What to work on
Output the data once more, exactly as given.

--- Excerpted records ---

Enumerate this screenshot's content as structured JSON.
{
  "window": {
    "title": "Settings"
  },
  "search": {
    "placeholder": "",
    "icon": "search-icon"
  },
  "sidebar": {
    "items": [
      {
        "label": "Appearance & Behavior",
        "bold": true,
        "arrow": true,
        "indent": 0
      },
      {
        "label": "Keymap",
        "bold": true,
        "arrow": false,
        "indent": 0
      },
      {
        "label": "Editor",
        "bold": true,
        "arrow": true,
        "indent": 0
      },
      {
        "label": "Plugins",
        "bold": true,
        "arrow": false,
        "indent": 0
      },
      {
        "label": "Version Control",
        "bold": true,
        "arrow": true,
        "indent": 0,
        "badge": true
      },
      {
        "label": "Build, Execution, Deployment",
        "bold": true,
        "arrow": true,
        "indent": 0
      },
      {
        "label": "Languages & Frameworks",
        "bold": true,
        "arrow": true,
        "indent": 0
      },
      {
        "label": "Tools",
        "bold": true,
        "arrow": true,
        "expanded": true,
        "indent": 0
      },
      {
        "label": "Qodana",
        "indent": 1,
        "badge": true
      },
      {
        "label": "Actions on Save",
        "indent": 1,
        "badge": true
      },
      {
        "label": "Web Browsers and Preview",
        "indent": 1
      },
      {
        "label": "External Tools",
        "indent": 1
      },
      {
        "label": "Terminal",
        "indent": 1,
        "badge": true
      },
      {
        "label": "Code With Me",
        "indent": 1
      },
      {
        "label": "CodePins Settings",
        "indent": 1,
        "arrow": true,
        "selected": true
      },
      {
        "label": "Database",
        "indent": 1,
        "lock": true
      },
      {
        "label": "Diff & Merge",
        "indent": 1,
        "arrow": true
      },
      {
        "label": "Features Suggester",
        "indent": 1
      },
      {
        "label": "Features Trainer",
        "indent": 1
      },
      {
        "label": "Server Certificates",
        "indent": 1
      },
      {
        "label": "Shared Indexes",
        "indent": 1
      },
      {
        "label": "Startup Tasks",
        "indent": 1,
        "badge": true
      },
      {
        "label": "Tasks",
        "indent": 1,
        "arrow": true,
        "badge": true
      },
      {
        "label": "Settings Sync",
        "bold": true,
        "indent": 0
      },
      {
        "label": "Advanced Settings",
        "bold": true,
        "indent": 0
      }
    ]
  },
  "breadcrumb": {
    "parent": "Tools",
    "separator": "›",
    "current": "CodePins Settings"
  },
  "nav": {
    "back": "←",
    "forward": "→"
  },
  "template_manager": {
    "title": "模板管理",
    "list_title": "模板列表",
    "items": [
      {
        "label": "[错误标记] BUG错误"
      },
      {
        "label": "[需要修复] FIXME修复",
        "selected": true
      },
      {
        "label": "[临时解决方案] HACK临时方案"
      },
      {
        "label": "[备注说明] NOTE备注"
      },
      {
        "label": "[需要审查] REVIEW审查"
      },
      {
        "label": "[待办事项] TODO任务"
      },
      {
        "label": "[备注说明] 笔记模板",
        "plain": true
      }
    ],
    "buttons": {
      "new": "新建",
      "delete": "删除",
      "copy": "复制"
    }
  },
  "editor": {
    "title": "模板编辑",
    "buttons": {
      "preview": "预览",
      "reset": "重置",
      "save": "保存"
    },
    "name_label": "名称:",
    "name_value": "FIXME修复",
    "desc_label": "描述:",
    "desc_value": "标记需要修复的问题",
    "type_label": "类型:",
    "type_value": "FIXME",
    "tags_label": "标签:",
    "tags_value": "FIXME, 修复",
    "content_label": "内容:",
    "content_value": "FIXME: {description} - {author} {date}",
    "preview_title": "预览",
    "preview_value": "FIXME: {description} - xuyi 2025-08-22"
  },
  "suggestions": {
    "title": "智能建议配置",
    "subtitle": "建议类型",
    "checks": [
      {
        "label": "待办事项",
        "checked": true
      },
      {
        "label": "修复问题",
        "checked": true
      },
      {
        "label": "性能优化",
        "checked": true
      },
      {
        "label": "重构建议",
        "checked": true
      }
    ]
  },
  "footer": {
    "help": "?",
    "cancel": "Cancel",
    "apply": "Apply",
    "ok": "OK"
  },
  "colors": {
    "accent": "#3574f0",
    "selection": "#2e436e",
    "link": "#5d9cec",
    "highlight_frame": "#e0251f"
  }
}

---

Response area
Enumerate this screenshot's content as structured JSON.
{
  "window": {
    "title": "Settings"
  },
  "search": {
    "placeholder": "",
    "icon": "search-icon"
  },
  "sidebar": {
    "items": [
      {
        "label": "Appearance & Behavior",
        "bold": true,
        "arrow": true,
        "indent": 0
      },
      {
        "label": "Keymap",
        "bold": true,
        "arrow": false,
        "indent": 0
      },
      {
        "label": "Editor",
        "bold": true,
        "arrow": true,
        "indent": 0
      },
      {
        "label": "Plugins",
        "bold": true,
        "arrow": false,
        "indent": 0
      },
      {
        "label": "Version Control",
        "bold": true,
        "arrow": true,
        "indent": 0,
        "badge": true
      },
      {
        "label": "Build, Execution, Deployment",
        "bold": true,
        "arrow": true,
        "indent": 0
      },
      {
        "label": "Languages & Frameworks",
        "bold": true,
        "arrow": true,
        "indent": 0
      },
      {
        "label": "Tools",
        "bold": true,
        "arrow": true,
        "expanded": true,
        "indent": 0
      },
      {
        "label": "Qodana",
        "indent": 1,
        "badge": true
      },
      {
        "label": "Actions on Save",
        "indent": 1,
        "badge": true
      },
      {
        "label": "Web Browsers and Preview",
        "indent": 1
      },
      {
        "label": "External Tools",
        "indent": 1
      },
      {
        "label": "Terminal",
        "indent": 1,
        "badge": true
      },
      {
        "label": "Code With Me",
        "indent": 1
      },
      {
        "label": "CodePins Settings",
        "indent": 1,
        "arrow": true,
        "selected": true
      },
      {
        "label": "Database",
        "indent": 1,
        "lock": true
      },
      {
        "label": "Diff & Merge",
        "indent": 1,
        "arrow": true
      },
      {
        "label": "Features Suggester",
        "indent": 1
      },
      {
        "label": "Features Trainer",
        "indent": 1
      },
      {
        "label": "Server Certificates",
        "indent": 1
      },
      {
        "label": "Shared Indexes",
        "indent": 1
      },
      {
        "label": "Startup Tasks",
        "indent": 1,
        "badge": true
      },
      {
        "label": "Tasks",
        "indent": 1,
        "arrow": true,
        "badge": true
      },
      {
        "label": "Settings Sync",
        "bold": true,
        "indent": 0
      },
      {
        "label": "Advanced Settings",
        "bold": true,
        "indent": 0
      }
    ]
  },
  "breadcrumb": {
    "parent": "Tools",
    "separator": "›",
    "current": "CodePins Settings"
  },
  "nav": {
    "back": "←",
    "forward": "→"
  },
  "template_manager": {
    "title": "模板管理",
    "list_title": "模板列表",
    "items": [
      {
        "label": "[错误标记] BUG错误"
      },
      {
        "label": "[需要修复] FIXME修复",
        "selected": true
      },
      {
        "label": "[临时解决方案] HACK临时方案"
      },
      {
        "label": "[备注说明] NOTE备注"
      },
      {
        "label": "[需要审查] REVIEW审查"
      },
      {
        "label": "[待办事项] TODO任务"
      },
      {
        "label": "[备注说明] 笔记模板",
        "plain": true
      }
    ],
    "buttons": {
      "new": "新建",
      "delete": "删除",
      "copy": "复制"
    }
  },
  "editor": {
    "title": "模板编辑",
    "buttons": {
      "preview": "预览",
      "reset": "重置",
      "save": "保存"
    },
    "name_label": "名称:",
    "name_value": "FIXME修复",
    "desc_label": "描述:",
    "desc_value": "标记需要修复的问题",
    "type_label": "类型:",
    "type_value": "FIXME",
    "tags_label": "标签:",
    "tags_value": "FIXME, 修复",
    "content_label": "内容:",
    "content_value": "FIXME: {description} - {author} {date}",
    "preview_title": "预览",
    "preview_value": "FIXME: {description} - xuyi 2025-08-22"
  },
  "suggestions": {
    "title": "智能建议配置",
    "subtitle": "建议类型",
    "checks": [
      {
        "label": "待办事项",
        "checked": true
      },
      {
        "label": "修复问题",
        "checked": true
      },
      {
        "label": "性能优化",
        "checked": true
      },
      {
        "label": "重构建议",
        "checked": true
      }
    ]
  },
  "footer": {
    "help": "?",
    "cancel": "Cancel",
    "apply": "Apply",
    "ok": "OK"
  },
  "colors": {
    "accent": "#3574f0",
    "selection": "#2e436e",
    "link": "#5d9cec",
    "highlight_frame": "#e0251f"
  }
}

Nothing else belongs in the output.